- **Task requirements**: Write out all records as given; omit images.

Data records for software interfaces
************

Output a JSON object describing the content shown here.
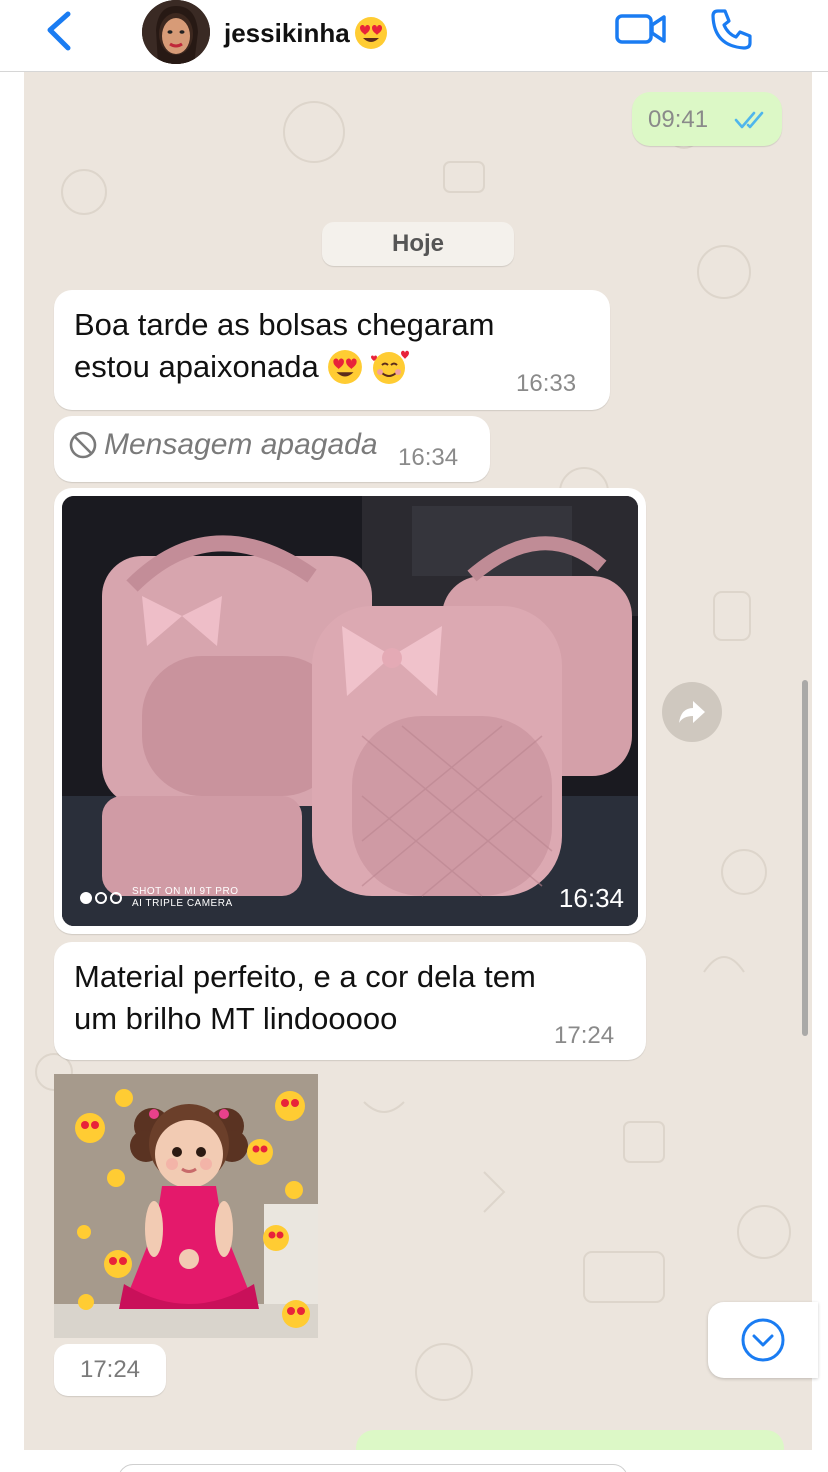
{
  "header": {
    "contact_name": "jessikinha",
    "name_emoji": "heart-eyes-emoji",
    "back_icon": "chevron-left-icon",
    "video_icon": "video-camera-icon",
    "phone_icon": "phone-icon",
    "accent": "#1a7cf2"
  },
  "chat": {
    "top_outgoing": {
      "time": "09:41",
      "status": "read",
      "tick_color": "#4fb6ec"
    },
    "day_separator": "Hoje",
    "msg1": {
      "text_line1": "Boa tarde as bolsas chegaram",
      "text_line2": "estou apaixonada",
      "emojis": [
        "heart-eyes-emoji",
        "smiling-face-with-hearts-emoji"
      ],
      "time": "16:33"
    },
    "deleted": {
      "text": "Mensagem apagada",
      "time": "16:34",
      "icon": "prohibited-icon"
    },
    "photo": {
      "time": "16:34",
      "watermark_line1": "SHOT ON MI 9T PRO",
      "watermark_line2": "AI TRIPLE CAMERA",
      "subject": "pink quilted baby bags"
    },
    "msg2": {
      "text_line1": "Material perfeito, e a cor dela tem",
      "text_line2": "um brilho MT lindooooo",
      "time": "17:24"
    },
    "sticker": {
      "subject": "baby in pink dress with heart-eyes emojis"
    },
    "sticker_time": "17:24"
  },
  "controls": {
    "forward_icon": "forward-arrow-icon",
    "scroll_down_icon": "chevron-down-circle-icon"
  },
  "colors": {
    "chat_bg": "#ece5dd",
    "outgoing_bubble": "#dcf8c6",
    "incoming_bubble": "#ffffff"
  }
}
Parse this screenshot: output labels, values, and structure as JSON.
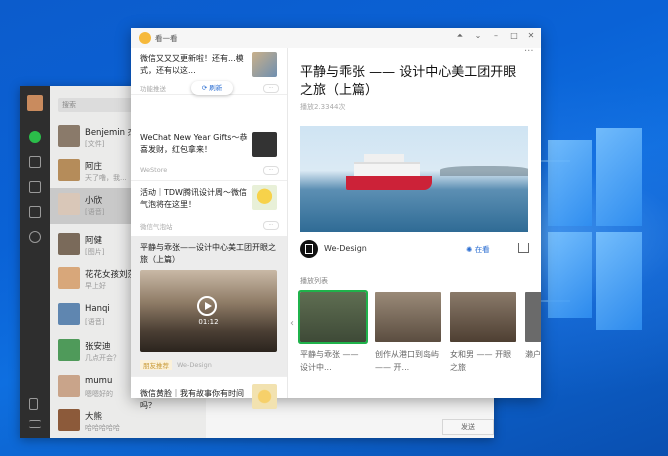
{
  "wechat": {
    "search_placeholder": "搜索",
    "send_label": "发送",
    "chats": [
      {
        "name": "Benjemin 杰",
        "msg": "[文件]"
      },
      {
        "name": "阿庄",
        "msg": "天了噜，我..."
      },
      {
        "name": "小欣",
        "msg": "[语音]"
      },
      {
        "name": "阿健",
        "msg": "[图片]"
      },
      {
        "name": "花花女孩刘莎",
        "msg": "早上好"
      },
      {
        "name": "Hanqi",
        "msg": "[语音]"
      },
      {
        "name": "张安迪",
        "msg": "几点开会？"
      },
      {
        "name": "mumu",
        "msg": "嗯嗯好的"
      },
      {
        "name": "大熊",
        "msg": "哈哈哈哈哈"
      }
    ]
  },
  "top_stories": {
    "app_title": "看一看",
    "refresh_label": "刷新",
    "articles": [
      {
        "title": "微信又又又更新啦！还有...模式，还有以这...",
        "source": "功能推送"
      },
      {
        "title": "WeChat New Year Gifts～恭喜发财，红包拿来！",
        "source": "WeStore"
      },
      {
        "title": "活动｜TDW腾讯设计周～微信气泡将在这里！",
        "source": "微信气泡站"
      },
      {
        "title": "平静与乖张——设计中心美工团开眼之旅（上篇）",
        "source": "We-Design",
        "tag": "朋友推荐",
        "duration": "01:12"
      },
      {
        "title": "微信黄脸｜我有故事你有时间吗？",
        "source": ""
      }
    ],
    "detail": {
      "title": "平静与乖张 —— 设计中心美工团开眼之旅（上篇）",
      "views": "播放2.3344次",
      "author": "We-Design",
      "watch_label": "在看",
      "playlist_label": "播放列表",
      "playlist": [
        {
          "caption": "平静与乖张 —— 设计中..."
        },
        {
          "caption": "创作从港口到岛屿 —— 开..."
        },
        {
          "caption": "女和男 —— 开眼之旅"
        },
        {
          "caption": "濑户"
        }
      ]
    }
  },
  "colors": {
    "accent_green": "#1fb24b",
    "link_blue": "#2b6ed2",
    "ferry_red": "#cc2238"
  }
}
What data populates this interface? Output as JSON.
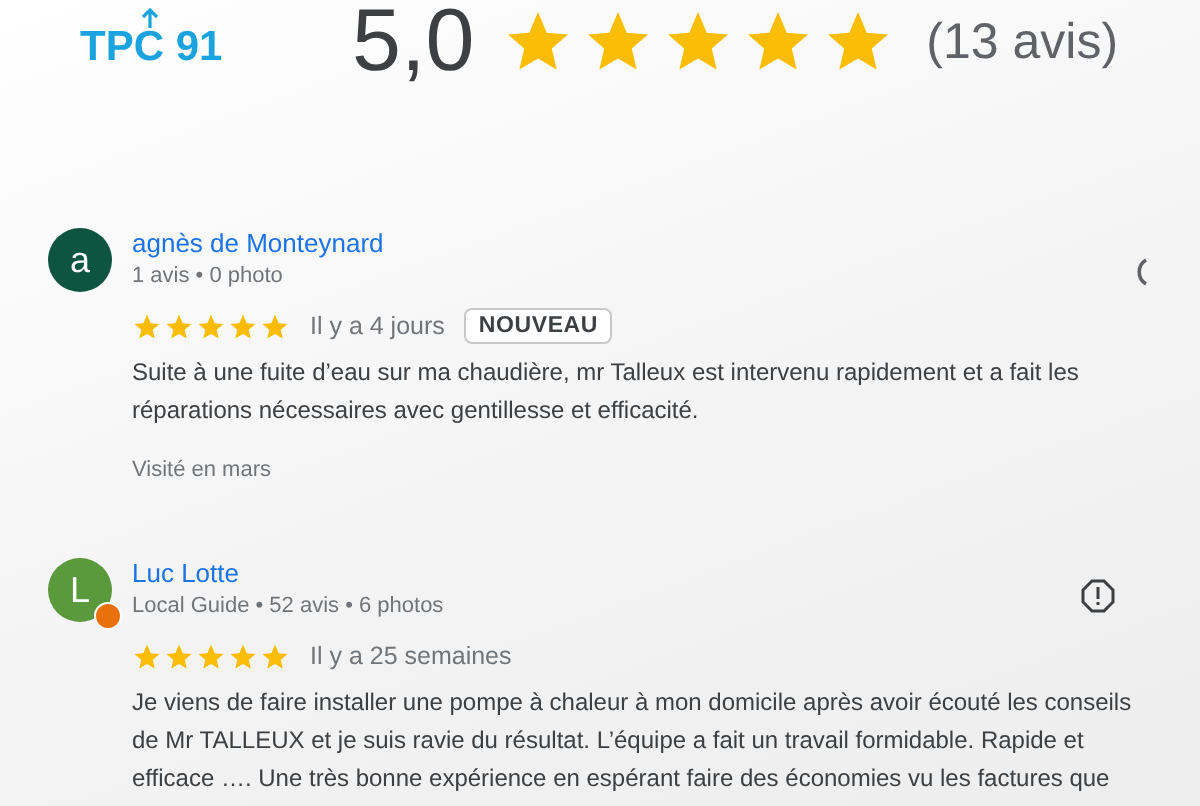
{
  "header": {
    "logo": "TPC 91",
    "rating": "5,0",
    "stars": 5,
    "count": "(13 avis)"
  },
  "reviews": [
    {
      "avatar_letter": "a",
      "color": "#0e5541",
      "local_guide": false,
      "name": "agnès de Monteynard",
      "meta": "1 avis • 0 photo",
      "stars": 5,
      "date": "Il y a 4 jours",
      "badge": "NOUVEAU",
      "text": "Suite à une fuite d’eau sur ma chaudière, mr Talleux est intervenu rapidement et a fait les réparations nécessaires avec gentillesse et efficacité.",
      "visited": "Visité en mars",
      "kind": "partial"
    },
    {
      "avatar_letter": "L",
      "color": "#5b9a3c",
      "local_guide": true,
      "name": "Luc Lotte",
      "meta": "Local Guide • 52 avis • 6 photos",
      "stars": 5,
      "date": "Il y a 25 semaines",
      "text": "Je viens de faire installer une pompe à chaleur à mon domicile après avoir écouté les conseils de Mr TALLEUX et je suis ravie du résultat. L’équipe a fait un travail formidable. Rapide et efficace …. Une très bonne expérience en espérant faire des économies vu les factures que",
      "kind": "full"
    }
  ]
}
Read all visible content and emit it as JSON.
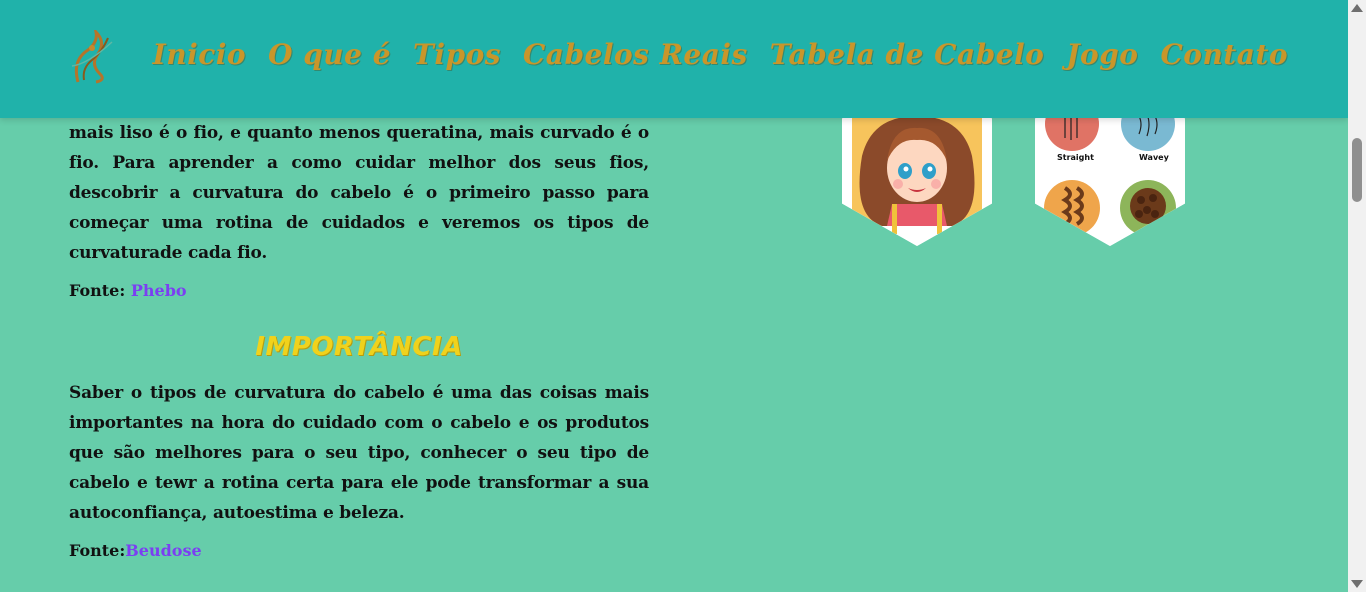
{
  "nav": {
    "items": [
      "Inicio",
      "O que é",
      "Tipos",
      "Cabelos Reais",
      "Tabela de Cabelo",
      "Jogo",
      "Contato"
    ]
  },
  "content": {
    "paragraph1": "do cabelo. Quanto mais queratina há na estrutura capilar, mais liso é o fio, e quanto menos queratina, mais curvado é o fio. Para aprender a como cuidar melhor dos seus fios, descobrir a curvatura do cabelo é o primeiro passo para começar uma rotina de cuidados e veremos os tipos de curvaturade cada fio.",
    "fonte1_label": "Fonte: ",
    "fonte1_link": "Phebo",
    "section_title": "IMPORTÂNCIA",
    "paragraph2": "Saber o tipos de curvatura do cabelo é uma das coisas mais importantes na hora do cuidado com o cabelo e os produtos que são melhores para o seu tipo, conhecer o seu tipo de cabelo e tewr a rotina certa para ele pode transformar a sua autoconfiança, autoestima e beleza.",
    "fonte2_label": "Fonte:",
    "fonte2_link": "Beudose"
  },
  "hex_images": {
    "hair_labels": [
      "Straight",
      "Wavey"
    ]
  }
}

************

- **Response area**:
Output a JSON object describing the content shown here.
{
  "header": {
    "contact_name": "jessikinha",
    "name_emoji": "heart-eyes-emoji",
    "back_icon": "chevron-left-icon",
    "video_icon": "video-camera-icon",
    "phone_icon": "phone-icon",
    "accent": "#1a7cf2"
  },
  "chat": {
    "top_outgoing": {
      "time": "09:41",
      "status": "read",
      "tick_color": "#4fb6ec"
    },
    "day_separator": "Hoje",
    "msg1": {
      "text_line1": "Boa tarde as bolsas chegaram",
      "text_line2": "estou apaixonada",
      "emojis": [
        "heart-eyes-emoji",
        "smiling-face-with-hearts-emoji"
      ],
      "time": "16:33"
    },
    "deleted": {
      "text": "Mensagem apagada",
      "time": "16:34",
      "icon": "prohibited-icon"
    },
    "photo": {
      "time": "16:34",
      "watermark_line1": "SHOT ON MI 9T PRO",
      "watermark_line2": "AI TRIPLE CAMERA",
      "subject": "pink quilted baby bags"
    },
    "msg2": {
      "text_line1": "Material perfeito, e a cor dela tem",
      "text_line2": "um brilho MT lindooooo",
      "time": "17:24"
    },
    "sticker": {
      "subject": "baby in pink dress with heart-eyes emojis"
    },
    "sticker_time": "17:24"
  },
  "controls": {
    "forward_icon": "forward-arrow-icon",
    "scroll_down_icon": "chevron-down-circle-icon"
  },
  "colors": {
    "chat_bg": "#ece5dd",
    "outgoing_bubble": "#dcf8c6",
    "incoming_bubble": "#ffffff"
  }
}
Parse this screenshot: output labels, values, and structure as JSON.
{
  "wechat": {
    "search_placeholder": "搜索",
    "send_label": "发送",
    "chats": [
      {
        "name": "Benjemin 杰",
        "msg": "[文件]"
      },
      {
        "name": "阿庄",
        "msg": "天了噜，我..."
      },
      {
        "name": "小欣",
        "msg": "[语音]"
      },
      {
        "name": "阿健",
        "msg": "[图片]"
      },
      {
        "name": "花花女孩刘莎",
        "msg": "早上好"
      },
      {
        "name": "Hanqi",
        "msg": "[语音]"
      },
      {
        "name": "张安迪",
        "msg": "几点开会？"
      },
      {
        "name": "mumu",
        "msg": "嗯嗯好的"
      },
      {
        "name": "大熊",
        "msg": "哈哈哈哈哈"
      }
    ]
  },
  "top_stories": {
    "app_title": "看一看",
    "refresh_label": "刷新",
    "articles": [
      {
        "title": "微信又又又更新啦！还有...模式，还有以这...",
        "source": "功能推送"
      },
      {
        "title": "WeChat New Year Gifts～恭喜发财，红包拿来！",
        "source": "WeStore"
      },
      {
        "title": "活动｜TDW腾讯设计周～微信气泡将在这里！",
        "source": "微信气泡站"
      },
      {
        "title": "平静与乖张——设计中心美工团开眼之旅（上篇）",
        "source": "We-Design",
        "tag": "朋友推荐",
        "duration": "01:12"
      },
      {
        "title": "微信黄脸｜我有故事你有时间吗？",
        "source": ""
      }
    ],
    "detail": {
      "title": "平静与乖张 —— 设计中心美工团开眼之旅（上篇）",
      "views": "播放2.3344次",
      "author": "We-Design",
      "watch_label": "在看",
      "playlist_label": "播放列表",
      "playlist": [
        {
          "caption": "平静与乖张 —— 设计中..."
        },
        {
          "caption": "创作从港口到岛屿 —— 开..."
        },
        {
          "caption": "女和男 —— 开眼之旅"
        },
        {
          "caption": "濑户"
        }
      ]
    }
  },
  "colors": {
    "accent_green": "#1fb24b",
    "link_blue": "#2b6ed2",
    "ferry_red": "#cc2238"
  }
}
What data populates this interface? Output as JSON.
{
  "header": {
    "logo": "TPC 91",
    "rating": "5,0",
    "stars": 5,
    "count": "(13 avis)"
  },
  "reviews": [
    {
      "avatar_letter": "a",
      "color": "#0e5541",
      "local_guide": false,
      "name": "agnès de Monteynard",
      "meta": "1 avis • 0 photo",
      "stars": 5,
      "date": "Il y a 4 jours",
      "badge": "NOUVEAU",
      "text": "Suite à une fuite d’eau sur ma chaudière, mr Talleux est intervenu rapidement et a fait les réparations nécessaires avec gentillesse et efficacité.",
      "visited": "Visité en mars",
      "kind": "partial"
    },
    {
      "avatar_letter": "L",
      "color": "#5b9a3c",
      "local_guide": true,
      "name": "Luc Lotte",
      "meta": "Local Guide • 52 avis • 6 photos",
      "stars": 5,
      "date": "Il y a 25 semaines",
      "text": "Je viens de faire installer une pompe à chaleur à mon domicile après avoir écouté les conseils de Mr TALLEUX et je suis ravie du résultat. L’équipe a fait un travail formidable. Rapide et efficace …. Une très bonne expérience en espérant faire des économies vu les factures que",
      "kind": "full"
    }
  ]
}
Read all visible content and emit it as JSON.
{
  "nav": {
    "items": [
      "Inicio",
      "O que é",
      "Tipos",
      "Cabelos Reais",
      "Tabela de Cabelo",
      "Jogo",
      "Contato"
    ]
  },
  "content": {
    "paragraph1": "do cabelo. Quanto mais queratina há na estrutura capilar, mais liso é o fio, e quanto menos queratina, mais curvado é o fio. Para aprender a como cuidar melhor dos seus fios, descobrir a curvatura do cabelo é o primeiro passo para começar uma rotina de cuidados e veremos os tipos de curvaturade cada fio.",
    "fonte1_label": "Fonte: ",
    "fonte1_link": "Phebo",
    "section_title": "IMPORTÂNCIA",
    "paragraph2": "Saber o tipos de curvatura do cabelo é uma das coisas mais importantes na hora do cuidado com o cabelo e os produtos que são melhores para o seu tipo, conhecer o seu tipo de cabelo e tewr a rotina certa para ele pode transformar a sua autoconfiança, autoestima e beleza.",
    "fonte2_label": "Fonte:",
    "fonte2_link": "Beudose"
  },
  "hex_images": {
    "hair_labels": [
      "Straight",
      "Wavey"
    ]
  }
}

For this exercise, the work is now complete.